PROBLEM STATEMENT | Print back each record unchanged, without pictures.

Records contained in a dataset

-.-.-

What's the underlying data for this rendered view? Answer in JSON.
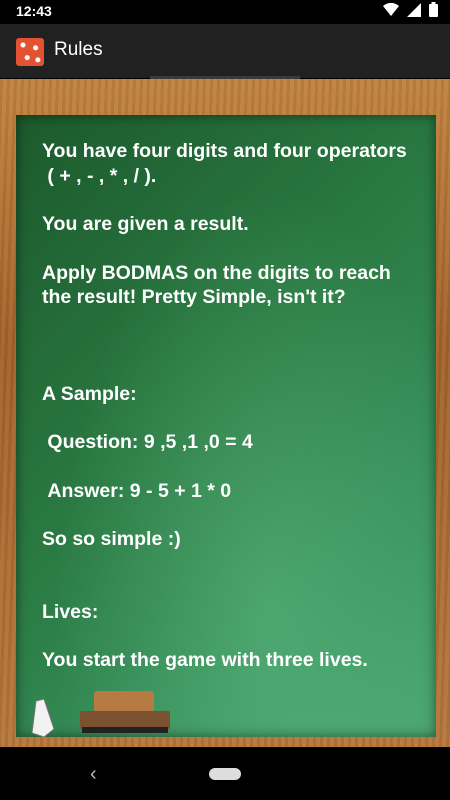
{
  "status_bar": {
    "time": "12:43"
  },
  "app_bar": {
    "title": "Rules"
  },
  "rules": {
    "paragraphs": [
      "You have four digits and four operators\n ( + , - , * , / ).",
      "You are given a result.",
      "Apply BODMAS on the digits to reach the result! Pretty Simple, isn't it?",
      "A Sample:",
      " Question: 9 ,5 ,1 ,0 = 4",
      " Answer: 9 - 5 + 1 * 0",
      "So so simple :)",
      "Lives:",
      "You start the game with three lives."
    ]
  },
  "colors": {
    "board_green": "#2a7a43",
    "frame_wood": "#b7773a",
    "app_bar": "#212121",
    "text": "#ffffff"
  },
  "icons": {
    "app_icon": "dice-app-icon",
    "wifi": "wifi-icon",
    "signal": "cell-signal-icon",
    "battery": "battery-icon",
    "back": "back-icon",
    "home": "home-pill-icon"
  }
}
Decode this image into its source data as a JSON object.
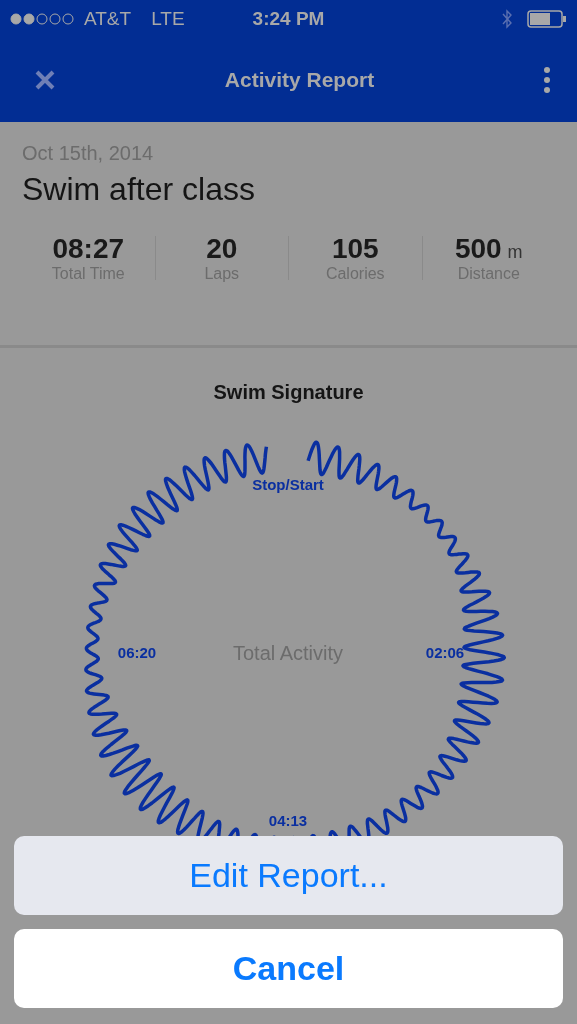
{
  "status_bar": {
    "carrier": "AT&T",
    "network": "LTE",
    "time": "3:24 PM"
  },
  "nav": {
    "title": "Activity Report"
  },
  "activity": {
    "date": "Oct 15th, 2014",
    "name": "Swim after class"
  },
  "stats": [
    {
      "value": "08:27",
      "label": "Total Time"
    },
    {
      "value": "20",
      "label": "Laps"
    },
    {
      "value": "105",
      "label": "Calories"
    },
    {
      "value": "500",
      "unit": "m",
      "label": "Distance"
    }
  ],
  "signature": {
    "title": "Swim Signature",
    "center_label": "Total Activity",
    "top_label": "Stop/Start",
    "right_label": "02:06",
    "bottom_label": "04:13",
    "left_label": "06:20"
  },
  "action_sheet": {
    "actions": [
      "Edit Report..."
    ],
    "cancel": "Cancel"
  }
}
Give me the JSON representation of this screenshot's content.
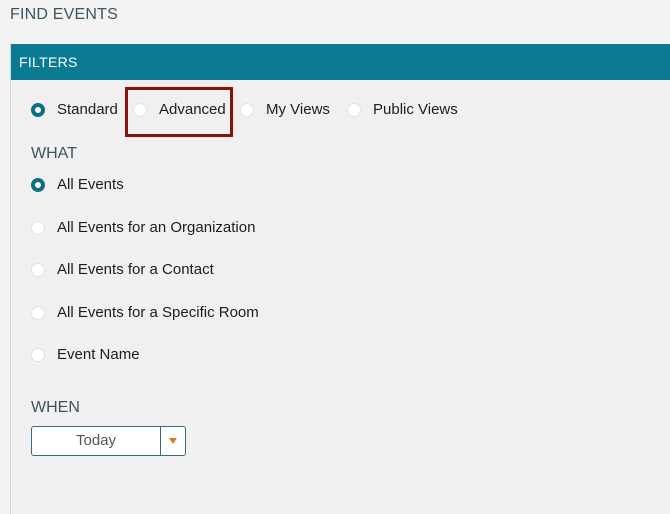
{
  "page": {
    "title": "FIND EVENTS"
  },
  "filters": {
    "header": "FILTERS",
    "modes": [
      {
        "label": "Standard",
        "selected": true
      },
      {
        "label": "Advanced",
        "selected": false
      },
      {
        "label": "My Views",
        "selected": false
      },
      {
        "label": "Public Views",
        "selected": false
      }
    ]
  },
  "what": {
    "label": "WHAT",
    "options": [
      {
        "label": "All Events",
        "selected": true
      },
      {
        "label": "All Events for an Organization",
        "selected": false
      },
      {
        "label": "All Events for a Contact",
        "selected": false
      },
      {
        "label": "All Events for a Specific Room",
        "selected": false
      },
      {
        "label": "Event Name",
        "selected": false
      }
    ]
  },
  "when": {
    "label": "WHEN",
    "value": "Today"
  },
  "colors": {
    "header_bg": "#0b7b93",
    "radio_selected": "#0c6f86",
    "highlight_border": "#8b1010",
    "caret": "#d9772d"
  }
}
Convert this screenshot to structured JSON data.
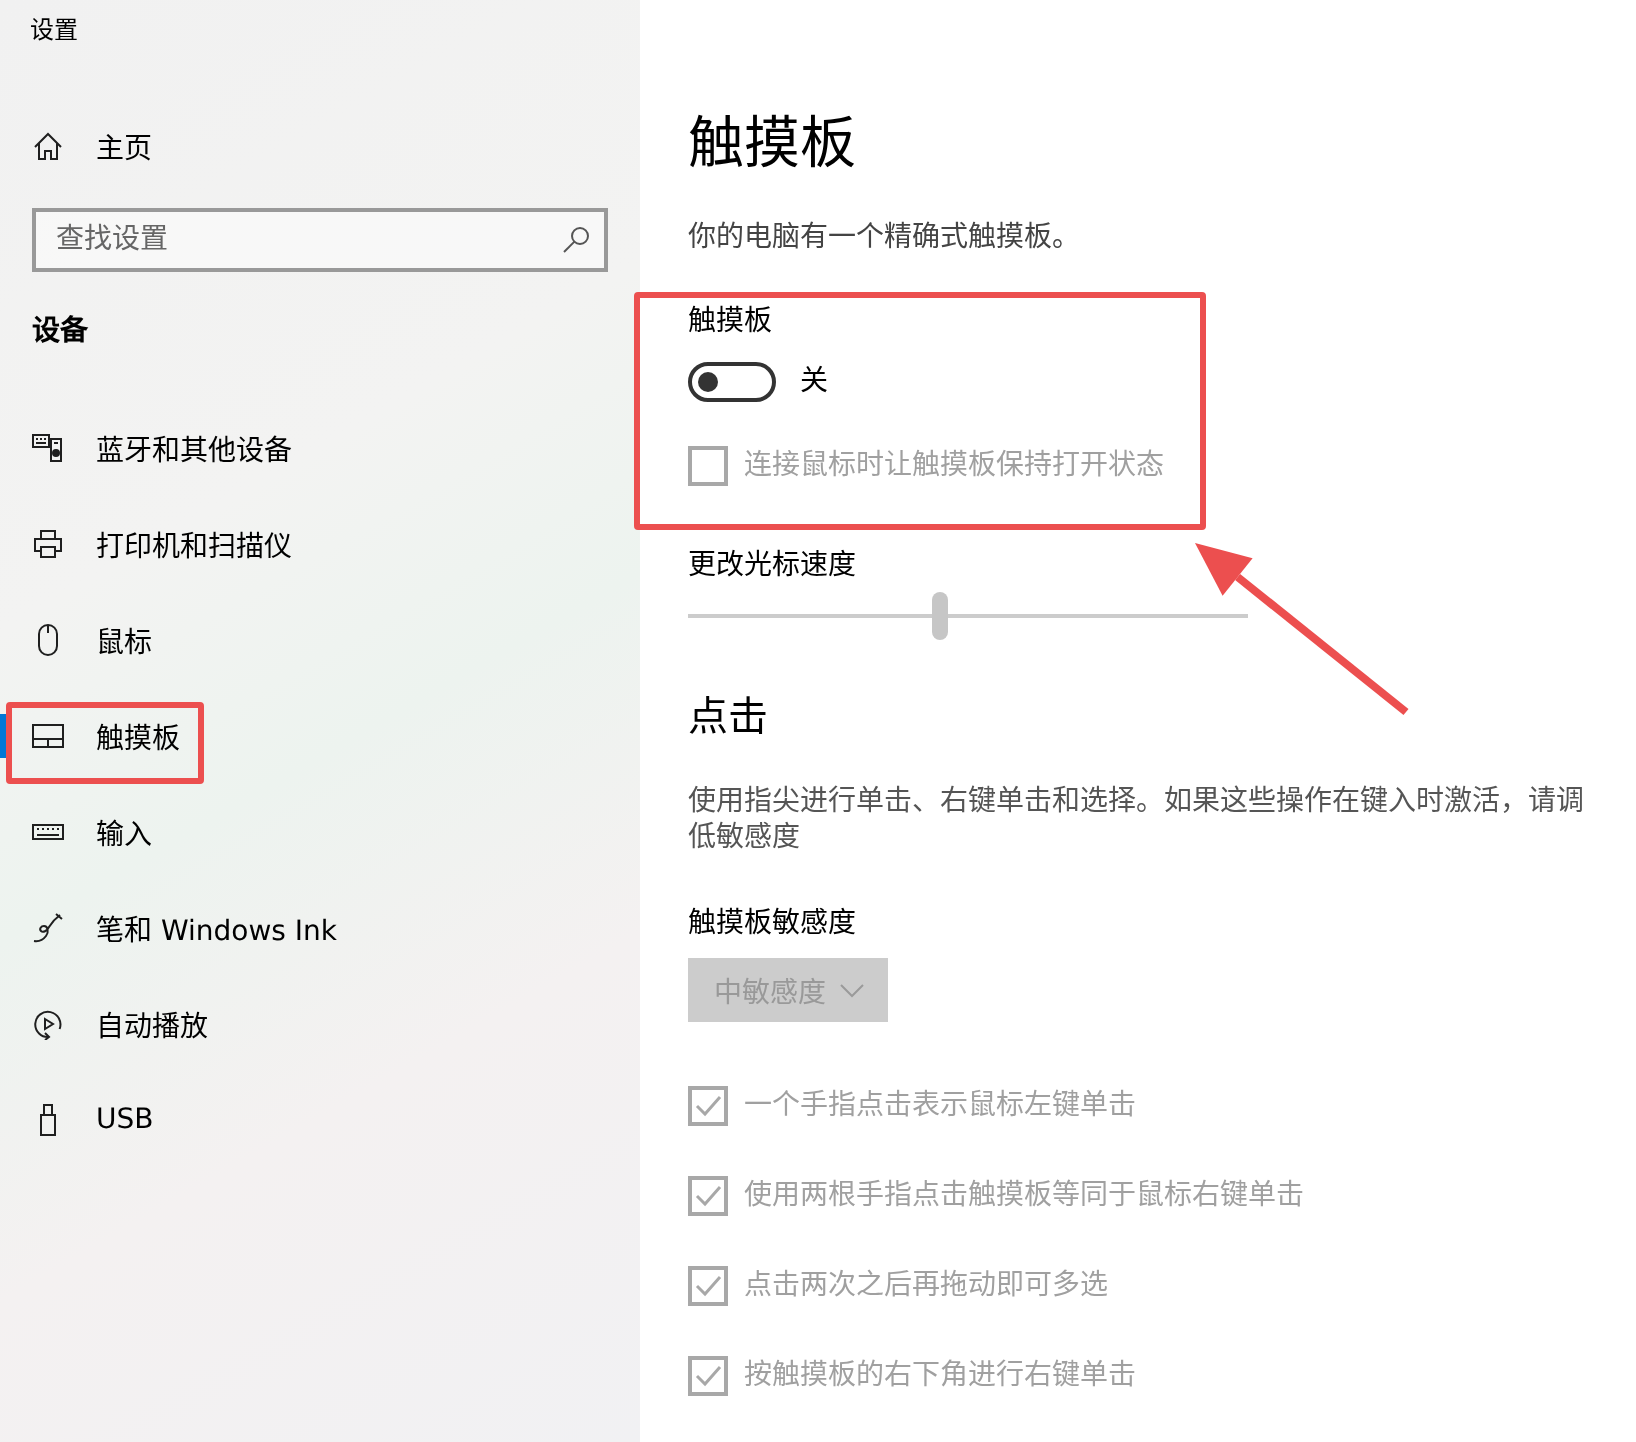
{
  "window": {
    "title": "设置"
  },
  "sidebar": {
    "home": {
      "label": "主页"
    },
    "search": {
      "placeholder": "查找设置"
    },
    "section_title": "设备",
    "items": [
      {
        "label": "蓝牙和其他设备",
        "selected": false,
        "annotated": false
      },
      {
        "label": "打印机和扫描仪",
        "selected": false,
        "annotated": false
      },
      {
        "label": "鼠标",
        "selected": false,
        "annotated": false
      },
      {
        "label": "触摸板",
        "selected": true,
        "annotated": true
      },
      {
        "label": "输入",
        "selected": false,
        "annotated": false
      },
      {
        "label": "笔和 Windows Ink",
        "selected": false,
        "annotated": false
      },
      {
        "label": "自动播放",
        "selected": false,
        "annotated": false
      },
      {
        "label": "USB",
        "selected": false,
        "annotated": false
      }
    ]
  },
  "content": {
    "title": "触摸板",
    "intro": "你的电脑有一个精确式触摸板。",
    "touchpad_group": {
      "annotated": true,
      "label": "触摸板",
      "toggle": {
        "on": false,
        "state_label": "关"
      },
      "keep_on_checkbox": {
        "label": "连接鼠标时让触摸板保持打开状态",
        "checked": false,
        "disabled": true
      }
    },
    "cursor_speed": {
      "label": "更改光标速度",
      "level": 0.45,
      "disabled": true
    },
    "taps": {
      "heading": "点击",
      "description": "使用指尖进行单击、右键单击和选择。如果这些操作在键入时激活，请调低敏感度",
      "sensitivity": {
        "label": "触摸板敏感度",
        "value": "中敏感度",
        "disabled": true
      },
      "options": [
        {
          "label": "一个手指点击表示鼠标左键单击",
          "checked": true,
          "disabled": true
        },
        {
          "label": "使用两根手指点击触摸板等同于鼠标右键单击",
          "checked": true,
          "disabled": true
        },
        {
          "label": "点击两次之后再拖动即可多选",
          "checked": true,
          "disabled": true
        },
        {
          "label": "按触摸板的右下角进行右键单击",
          "checked": true,
          "disabled": true
        }
      ]
    }
  }
}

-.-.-

YOUR SOLUTION |
What's the underlying data for this rendered view? Answer in JSON.
{
  "status_bar": {
    "time": "12:43"
  },
  "app_bar": {
    "title": "Rules"
  },
  "rules": {
    "paragraphs": [
      "You have four digits and four operators\n ( + , - , * , / ).",
      "You are given a result.",
      "Apply BODMAS on the digits to reach the result! Pretty Simple, isn't it?",
      "A Sample:",
      " Question: 9 ,5 ,1 ,0 = 4",
      " Answer: 9 - 5 + 1 * 0",
      "So so simple :)",
      "Lives:",
      "You start the game with three lives."
    ]
  },
  "colors": {
    "board_green": "#2a7a43",
    "frame_wood": "#b7773a",
    "app_bar": "#212121",
    "text": "#ffffff"
  },
  "icons": {
    "app_icon": "dice-app-icon",
    "wifi": "wifi-icon",
    "signal": "cell-signal-icon",
    "battery": "battery-icon",
    "back": "back-icon",
    "home": "home-pill-icon"
  }
}
Decode this image into its source data as a JSON object.
{
  "status_bar": {
    "carrier": "AT&T",
    "network": "LTE",
    "time": "3:24 PM"
  },
  "nav": {
    "title": "Activity Report"
  },
  "activity": {
    "date": "Oct 15th, 2014",
    "name": "Swim after class"
  },
  "stats": [
    {
      "value": "08:27",
      "label": "Total Time"
    },
    {
      "value": "20",
      "label": "Laps"
    },
    {
      "value": "105",
      "label": "Calories"
    },
    {
      "value": "500",
      "unit": "m",
      "label": "Distance"
    }
  ],
  "signature": {
    "title": "Swim Signature",
    "center_label": "Total Activity",
    "top_label": "Stop/Start",
    "right_label": "02:06",
    "bottom_label": "04:13",
    "left_label": "06:20"
  },
  "action_sheet": {
    "actions": [
      "Edit Report..."
    ],
    "cancel": "Cancel"
  }
}
Give me the JSON representation of this screenshot's content.
{
  "page": {
    "title": "FIND EVENTS"
  },
  "filters": {
    "header": "FILTERS",
    "modes": [
      {
        "label": "Standard",
        "selected": true
      },
      {
        "label": "Advanced",
        "selected": false
      },
      {
        "label": "My Views",
        "selected": false
      },
      {
        "label": "Public Views",
        "selected": false
      }
    ]
  },
  "what": {
    "label": "WHAT",
    "options": [
      {
        "label": "All Events",
        "selected": true
      },
      {
        "label": "All Events for an Organization",
        "selected": false
      },
      {
        "label": "All Events for a Contact",
        "selected": false
      },
      {
        "label": "All Events for a Specific Room",
        "selected": false
      },
      {
        "label": "Event Name",
        "selected": false
      }
    ]
  },
  "when": {
    "label": "WHEN",
    "value": "Today"
  },
  "colors": {
    "header_bg": "#0b7b93",
    "radio_selected": "#0c6f86",
    "highlight_border": "#8b1010",
    "caret": "#d9772d"
  }
}
Convert this screenshot to structured JSON data.
{
  "window": {
    "title": "设置"
  },
  "sidebar": {
    "home": {
      "label": "主页"
    },
    "search": {
      "placeholder": "查找设置"
    },
    "section_title": "设备",
    "items": [
      {
        "label": "蓝牙和其他设备",
        "selected": false,
        "annotated": false
      },
      {
        "label": "打印机和扫描仪",
        "selected": false,
        "annotated": false
      },
      {
        "label": "鼠标",
        "selected": false,
        "annotated": false
      },
      {
        "label": "触摸板",
        "selected": true,
        "annotated": true
      },
      {
        "label": "输入",
        "selected": false,
        "annotated": false
      },
      {
        "label": "笔和 Windows Ink",
        "selected": false,
        "annotated": false
      },
      {
        "label": "自动播放",
        "selected": false,
        "annotated": false
      },
      {
        "label": "USB",
        "selected": false,
        "annotated": false
      }
    ]
  },
  "content": {
    "title": "触摸板",
    "intro": "你的电脑有一个精确式触摸板。",
    "touchpad_group": {
      "annotated": true,
      "label": "触摸板",
      "toggle": {
        "on": false,
        "state_label": "关"
      },
      "keep_on_checkbox": {
        "label": "连接鼠标时让触摸板保持打开状态",
        "checked": false,
        "disabled": true
      }
    },
    "cursor_speed": {
      "label": "更改光标速度",
      "level": 0.45,
      "disabled": true
    },
    "taps": {
      "heading": "点击",
      "description": "使用指尖进行单击、右键单击和选择。如果这些操作在键入时激活，请调低敏感度",
      "sensitivity": {
        "label": "触摸板敏感度",
        "value": "中敏感度",
        "disabled": true
      },
      "options": [
        {
          "label": "一个手指点击表示鼠标左键单击",
          "checked": true,
          "disabled": true
        },
        {
          "label": "使用两根手指点击触摸板等同于鼠标右键单击",
          "checked": true,
          "disabled": true
        },
        {
          "label": "点击两次之后再拖动即可多选",
          "checked": true,
          "disabled": true
        },
        {
          "label": "按触摸板的右下角进行右键单击",
          "checked": true,
          "disabled": true
        }
      ]
    }
  }
}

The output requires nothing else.